- Customer-owned Bank Australia will stop petrol and diesel car loans from 2025
- Chief impact officer Sasha Courville said this was to decarbonise economy
- Federal ministers Chris Bowen, Catherine King have announced new EV policies
An Australian bank will stop approving personal loans for new petrol and diesel-powered cars from 2025 as the federal government flags tough new fuel efficiency standards.
Electric vehicles this year have a minuscule 1.6 per cent market share even when Tesla sales were included, with starting prices of $47,000 and a lack of charging stations turning off many potential motorists.
But the customer-owned Bank Australia wants to change that, in a bid to reduce carbon emissions linked to climate change.
Its chief impact officer Sasha Courville told the National Electric Vehicle Summit in Canberra on Friday the bank’s new policy was ‘an important step in decarbonising the Australian economy’.
‘By ceasing car loans for new fossil fuel vehicles, we are sending a signal to the Australian market about the rapid acceleration in the transition from internal combustion to electric vehicles we expect to see in the next few years,’ she said.
‘We’ve chosen 2025 because the change to electric vehicles needs to happen quickly, and we believe it can with the right supporting policies in place to bring a greater range of more affordable electric vehicles to Australia.’
Bank Australia made the announcement as Climate Change and Energy Minister Chris Bowen and Transport Minister Catherine King jointly announced that new fuel efficiency standards would be introduced as part of a National Electric Vehicle Strategy.
‘Apart from Russia, Australia is the only OECD country to not have, or be in the process of developing, fuel efficiency standards,’ their joint media release said.
Under Labor’s plan, a low emissions target would apply to 75 per cent of the Commonwealth government’s car fleet by 2025, with that figure including purchases and leases.
‘Up until now, Australian households and businesses have had very little choice regarding low-emissions and fuel-efficient vehicles, and they have been paying for it,’ Mr Bowen said.
The ministers have also promised to have electric vehicle charging stations at average intervals of every 150km on major roads along with a national hydrogen highways refuelling network.
Ms Courville said Bank Australia would continue allowing loans for secondhand petrol and diesel cars from 2025, as it banned financing for new fossil fuel-powered vehicles.
‘Importantly Bank Australia will continue to support customers who can’t yet access an electric vehicle,’ she said.
‘While we will cease car loans for new fossil fuel cars from 2025, we are deeply aware that we need to support people not yet able to afford an electric vehicle while the market grows.
‘We’ll continue to offer loans for second hand fossil fuel vehicles until there is a viable and thriving market for electric vehicles.’
In Australia last year, just 5,149 fully-electric vehicles were sold among the 1,049,831 that left showrooms. That Federal Chamber of Automotive Industries data didn’t include Tesla cars.
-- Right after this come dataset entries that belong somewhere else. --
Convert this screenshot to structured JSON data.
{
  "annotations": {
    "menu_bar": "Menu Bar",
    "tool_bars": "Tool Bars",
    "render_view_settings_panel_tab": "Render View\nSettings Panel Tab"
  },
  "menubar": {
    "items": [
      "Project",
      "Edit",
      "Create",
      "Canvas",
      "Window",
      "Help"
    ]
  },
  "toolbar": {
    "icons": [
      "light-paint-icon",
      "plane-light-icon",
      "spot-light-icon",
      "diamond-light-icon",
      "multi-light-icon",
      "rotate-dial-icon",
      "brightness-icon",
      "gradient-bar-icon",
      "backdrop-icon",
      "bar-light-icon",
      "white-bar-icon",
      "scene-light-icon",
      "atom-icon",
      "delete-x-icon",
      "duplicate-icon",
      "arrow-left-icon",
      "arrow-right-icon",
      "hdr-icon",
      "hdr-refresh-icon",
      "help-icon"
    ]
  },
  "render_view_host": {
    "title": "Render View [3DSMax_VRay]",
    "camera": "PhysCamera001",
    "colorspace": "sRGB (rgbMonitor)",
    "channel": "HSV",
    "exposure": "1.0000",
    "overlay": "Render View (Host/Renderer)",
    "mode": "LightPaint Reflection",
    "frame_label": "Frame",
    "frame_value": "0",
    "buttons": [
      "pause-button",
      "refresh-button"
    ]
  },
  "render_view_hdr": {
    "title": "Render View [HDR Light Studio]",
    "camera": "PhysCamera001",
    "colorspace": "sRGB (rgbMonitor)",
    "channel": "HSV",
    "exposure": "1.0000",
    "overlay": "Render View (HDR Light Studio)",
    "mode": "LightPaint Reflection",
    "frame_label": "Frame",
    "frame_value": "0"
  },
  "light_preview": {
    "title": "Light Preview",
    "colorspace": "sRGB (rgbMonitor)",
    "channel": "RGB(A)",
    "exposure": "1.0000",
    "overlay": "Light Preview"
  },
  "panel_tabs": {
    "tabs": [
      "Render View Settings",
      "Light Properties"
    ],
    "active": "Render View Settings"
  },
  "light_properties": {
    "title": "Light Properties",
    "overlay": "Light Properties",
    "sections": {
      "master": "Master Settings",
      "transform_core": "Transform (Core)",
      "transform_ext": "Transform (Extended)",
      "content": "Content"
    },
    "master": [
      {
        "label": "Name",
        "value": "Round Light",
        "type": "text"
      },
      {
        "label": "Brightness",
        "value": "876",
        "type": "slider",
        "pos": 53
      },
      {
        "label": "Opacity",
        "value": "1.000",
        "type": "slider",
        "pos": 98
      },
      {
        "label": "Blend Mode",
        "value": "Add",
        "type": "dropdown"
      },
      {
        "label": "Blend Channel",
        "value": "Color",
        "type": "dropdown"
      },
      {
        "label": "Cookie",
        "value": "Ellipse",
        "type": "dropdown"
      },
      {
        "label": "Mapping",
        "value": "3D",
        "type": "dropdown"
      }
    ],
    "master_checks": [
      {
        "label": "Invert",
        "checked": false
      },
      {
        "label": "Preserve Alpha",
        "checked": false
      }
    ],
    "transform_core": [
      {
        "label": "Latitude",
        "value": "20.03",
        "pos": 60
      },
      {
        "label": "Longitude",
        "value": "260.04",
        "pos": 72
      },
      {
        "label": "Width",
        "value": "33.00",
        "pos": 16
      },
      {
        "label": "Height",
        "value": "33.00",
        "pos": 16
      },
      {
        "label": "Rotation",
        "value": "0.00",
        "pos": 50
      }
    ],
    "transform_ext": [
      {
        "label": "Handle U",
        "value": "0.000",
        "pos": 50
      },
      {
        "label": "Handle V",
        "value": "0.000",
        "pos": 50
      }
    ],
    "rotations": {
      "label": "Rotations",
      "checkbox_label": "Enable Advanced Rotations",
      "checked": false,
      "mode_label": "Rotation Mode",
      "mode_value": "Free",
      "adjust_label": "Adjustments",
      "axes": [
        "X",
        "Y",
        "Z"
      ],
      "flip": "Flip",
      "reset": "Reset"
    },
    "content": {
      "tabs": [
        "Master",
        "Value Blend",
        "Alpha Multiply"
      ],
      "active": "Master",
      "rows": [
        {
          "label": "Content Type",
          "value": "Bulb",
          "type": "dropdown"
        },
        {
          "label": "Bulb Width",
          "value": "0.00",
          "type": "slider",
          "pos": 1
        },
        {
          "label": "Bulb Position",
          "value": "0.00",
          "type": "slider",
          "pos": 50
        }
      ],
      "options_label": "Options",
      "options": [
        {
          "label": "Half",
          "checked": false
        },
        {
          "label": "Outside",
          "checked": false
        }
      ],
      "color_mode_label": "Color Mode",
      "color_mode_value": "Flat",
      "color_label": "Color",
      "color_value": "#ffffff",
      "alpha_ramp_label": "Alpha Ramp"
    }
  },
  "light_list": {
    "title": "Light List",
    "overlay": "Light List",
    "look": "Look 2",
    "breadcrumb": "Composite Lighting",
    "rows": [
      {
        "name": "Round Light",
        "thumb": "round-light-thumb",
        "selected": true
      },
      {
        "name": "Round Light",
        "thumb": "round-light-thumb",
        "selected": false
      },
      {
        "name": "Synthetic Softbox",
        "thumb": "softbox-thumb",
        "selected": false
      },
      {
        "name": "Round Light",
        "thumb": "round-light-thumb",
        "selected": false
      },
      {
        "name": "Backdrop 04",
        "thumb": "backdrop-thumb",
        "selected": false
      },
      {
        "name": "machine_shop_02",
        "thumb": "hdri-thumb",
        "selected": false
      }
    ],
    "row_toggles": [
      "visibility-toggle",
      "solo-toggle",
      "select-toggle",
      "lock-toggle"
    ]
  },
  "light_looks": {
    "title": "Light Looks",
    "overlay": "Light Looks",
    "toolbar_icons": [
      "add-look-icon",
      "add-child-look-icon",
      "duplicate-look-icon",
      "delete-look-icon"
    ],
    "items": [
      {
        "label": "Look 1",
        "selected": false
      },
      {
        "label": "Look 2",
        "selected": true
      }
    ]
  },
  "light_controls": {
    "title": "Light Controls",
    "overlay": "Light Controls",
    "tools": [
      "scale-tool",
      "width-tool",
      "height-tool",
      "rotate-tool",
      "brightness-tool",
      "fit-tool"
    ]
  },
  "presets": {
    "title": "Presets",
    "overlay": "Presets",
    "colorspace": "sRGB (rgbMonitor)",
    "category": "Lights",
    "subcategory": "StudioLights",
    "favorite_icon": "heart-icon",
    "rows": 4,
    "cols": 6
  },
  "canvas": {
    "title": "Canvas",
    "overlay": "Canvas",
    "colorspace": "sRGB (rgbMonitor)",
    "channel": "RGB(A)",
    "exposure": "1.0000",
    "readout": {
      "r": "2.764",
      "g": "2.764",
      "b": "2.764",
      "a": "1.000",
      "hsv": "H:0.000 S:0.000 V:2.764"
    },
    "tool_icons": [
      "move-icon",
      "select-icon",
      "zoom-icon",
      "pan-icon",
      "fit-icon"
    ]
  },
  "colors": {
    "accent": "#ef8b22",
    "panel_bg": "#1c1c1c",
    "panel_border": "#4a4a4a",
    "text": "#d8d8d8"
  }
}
However, from January to July, 10,289 EVs were sold out of 622,319 vehicles, with this market share of 1.6 per cent in 2022 so far now including Tesla.
Federal Chamber of Automotive Industries chief executive Tony Weber described the government’s polices as ‘a major step on our journey to delivering low emission vehicles to Australian customers’.